Harley Davidson’s decision to restore and return the bike makes for the best possible type of PR – the kind generated by companies that know the value of their product or service, appreciate their customers as people (not just dollars) and most importantly – show good, old-fashioned human kindness; because it’s the right thing to do.

So kudos to Harley Davidson! A company that’s gone out of its way to restore and ship just one motorcycle halfway across the world – you’ve just given the term “earned media” a whole new meaning.

The Great Hashtag Debate

It’s a growing trend in the Twitter world and companies still aren’t catching on – Company announces social media campaign… Company creates hashtag…. Twitter-verse abuses hashtag… Company removes hashtag.

Most recently, McDonald’s created a campaign that intended to highlight the positive, personal stories of its customers. They dubbed the campaign #McDStories on Twitter and let the online community have at it.

And that’s where the campaign went awry.

Like so many others, the hashtag turned into a free-for-all rant from thousands of Twitter users. From jokes to bad experiences, the posts turned a well-intentioned social media campaign into a global laugh track.

But this story is just one of many that raises an important question. Why does this keep happening?

Yes, Twitter and social media are innately volatile and companies will never be able to control every aspect of their plans. But where’s the accountability in the marketing and public relations sector?

Ultimately, this speaks volumes about the current state of the public relations world. While countless companies and industries are taking advantage of the social media boom, very few have public relations managers and directors have the creative savvy and foresight to effectively plan a long term social media campaign.

It takes a special individual to understand not just how social media works, but how each and every type of user will respond to a campaign. Because in a world where everyone has a voice, we now need to be aware of each specific reaction, in addition to the overall response.


Who’s to Thank for the Growth of Public Relations

It’s no secret that social media is changing the way the world does business. From new marketing tools like Facebook ads to various outreach platforms like Twitter, industry branding is changing and adapting every day.

But what group is benefitting from this the most?

Public relations professionals are one of the leading groups reaping the rewards of the social media boom. While most industries have seen widespread job loss, PR is the one field that continues to grow.

A recent report shows that PR professionals will experience a starting salary bump of 3.5 percent in 2012. Yet that’s not even the most impressive number.

From November 2009 to May of 2011, there has been a 93 percent increase in PR job listings. This, added to the expected 24 percent growth in PR jobs by 2018, makes for a promising landscape if you’re a PR professional.

Just one minute though!

Before all you PR pros get too comfortable, don’t forget about what brought you here. Social media has been a major player in PR’s growth over the past few years.

As companies scramble to capitalize on the ever-developing social media platforms, CEOs are looking more and more to their PR specialists to teach them they ways of Twitter, Facebook and so much more.
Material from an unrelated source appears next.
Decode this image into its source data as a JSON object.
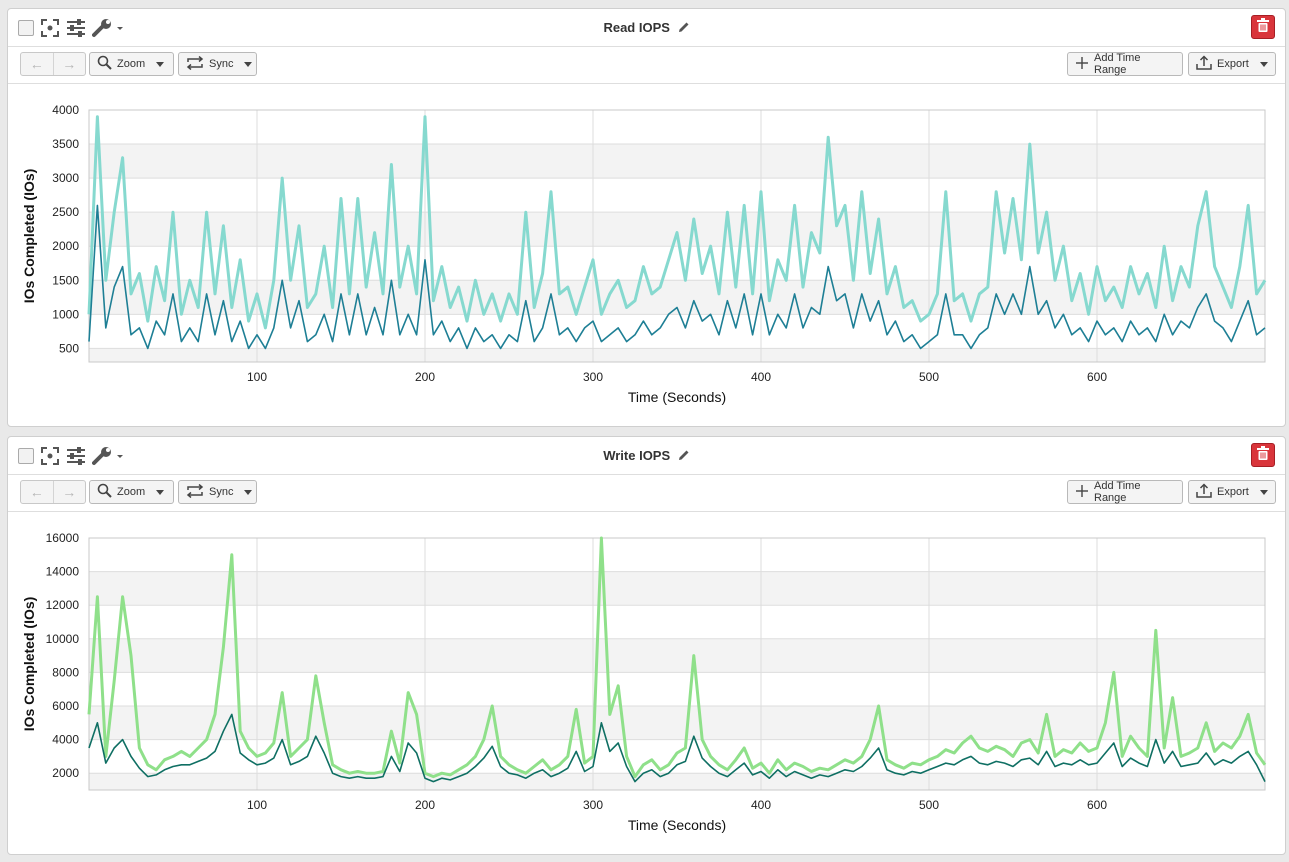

This means that while the PR industry is expected to grow, we must develop with it.

So as you kick back and smile about the promising public relations growth numbers, think about what more you can be doing to improve your social media knowledge. What are the latest trends? Where is the newest breakthrough coming from?
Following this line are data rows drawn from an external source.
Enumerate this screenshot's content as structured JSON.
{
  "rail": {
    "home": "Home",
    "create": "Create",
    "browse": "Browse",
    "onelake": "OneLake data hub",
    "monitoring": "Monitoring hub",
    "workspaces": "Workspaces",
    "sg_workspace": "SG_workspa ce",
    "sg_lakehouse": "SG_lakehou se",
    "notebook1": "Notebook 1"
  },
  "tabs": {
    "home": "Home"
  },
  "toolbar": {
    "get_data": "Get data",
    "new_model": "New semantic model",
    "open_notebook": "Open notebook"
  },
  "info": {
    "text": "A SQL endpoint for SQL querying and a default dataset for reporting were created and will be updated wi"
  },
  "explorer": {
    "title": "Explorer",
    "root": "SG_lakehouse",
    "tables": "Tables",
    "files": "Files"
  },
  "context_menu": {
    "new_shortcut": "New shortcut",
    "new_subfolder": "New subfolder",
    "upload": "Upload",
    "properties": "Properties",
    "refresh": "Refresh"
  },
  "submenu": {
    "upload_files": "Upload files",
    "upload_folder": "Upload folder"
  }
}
Public relations is no longer a conventional industry. The true PR professionals recognize this and are always looking towards the future. Are you?